Horses - Diet and Nutrition/Senior feed
I was wondering: I have a 21 year old Arab gelding who looks wonderful I would say he is a perfect 5 but I noticed the other day that his age is starting to show a bit, I see he is getting a little flabby and thought that maybe he is not getting all of his nutrients from his current diet. He has free turn out in a nice pasture, but don't know levels of nutrients in that pasture. He gets 1.5 lbs grain a day in two feedings with hay. His grain is 14% protein but I don't see anything about amino acids. As a senior this 1.5 lbs keeps him from gaining weight, in order for him to meet his requirements with this feed he needs 3 lbs or more and this will cause him to chunk up if I give him this, and like I said I don't see anything in there that I would say benefits a horse whose starting to change. He runs a lot with his friends in the pasture, runs up and down the little hillsides all day and walks up the hill to the barn several times a day to get a drink instead of going to the pond, so he gets a lot of movement and I work him very lightly a few times a week, he can take a ton of work, it's me who can't. So what type of feed or supplements should my boy be on to help him transition into his next stage of life. I hate sweet feeds, most senior feeds have molasses or other junk to make it palatable but I want better for him, any ideas Miss Corlena on what I can do for him.
Thank you for your question. Senior feeds are the right choice for the aging horse. Not every horse's digestive system ages at the same rate so some horses may need to start a senior feed sooner than others. Although, there is absolutely nothing wrong with feeding a middle-aged horse senior feed...it just ends up costing you a bit more. So if you feel you're ready to switch to a senior feed, by all means make the switch.
A well formulated senior feed should be high in fermentable fiber (ideally beet pulp), moderate fat levels (not much more than 6-7%o, older horses don't digest fat as easily as their younger counterparts), elevated protein levels (with some isolated amino acid sources) few-to-no cereal grains (older horses don't handle starch well) and some chelated mineral sources (to improve bio-availability lost to age). IMO sweet feeds are not the best choice for senior horses so stay away from them. It is possible that your gelding's 'flabbiness' or lack of muscle tone comes from diet, as muscle comes from the combination of dietary protein and exercise. He is apparently getting sufficient exercise that he should maintain muscle tone so perhaps he simply isn't getting enough.

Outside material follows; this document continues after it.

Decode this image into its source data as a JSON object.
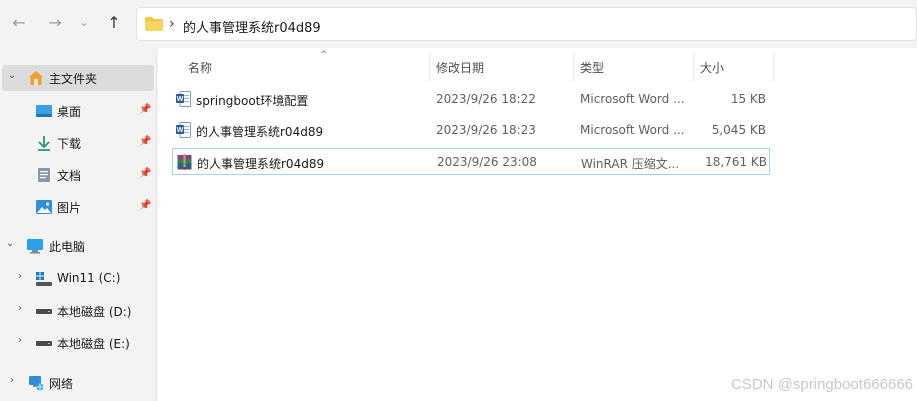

And that can be caused either from a shortage of dietary protein or a loss of efficiency in digesting protein (which comes with age). Either way, a quality senior feed should help remedy the situation. Also make sure you look into all of the other possible causes including parasite load, aging teeth and metabolic disorder. Your vet can help you with this as part of a regular check-up.
I hope that helps.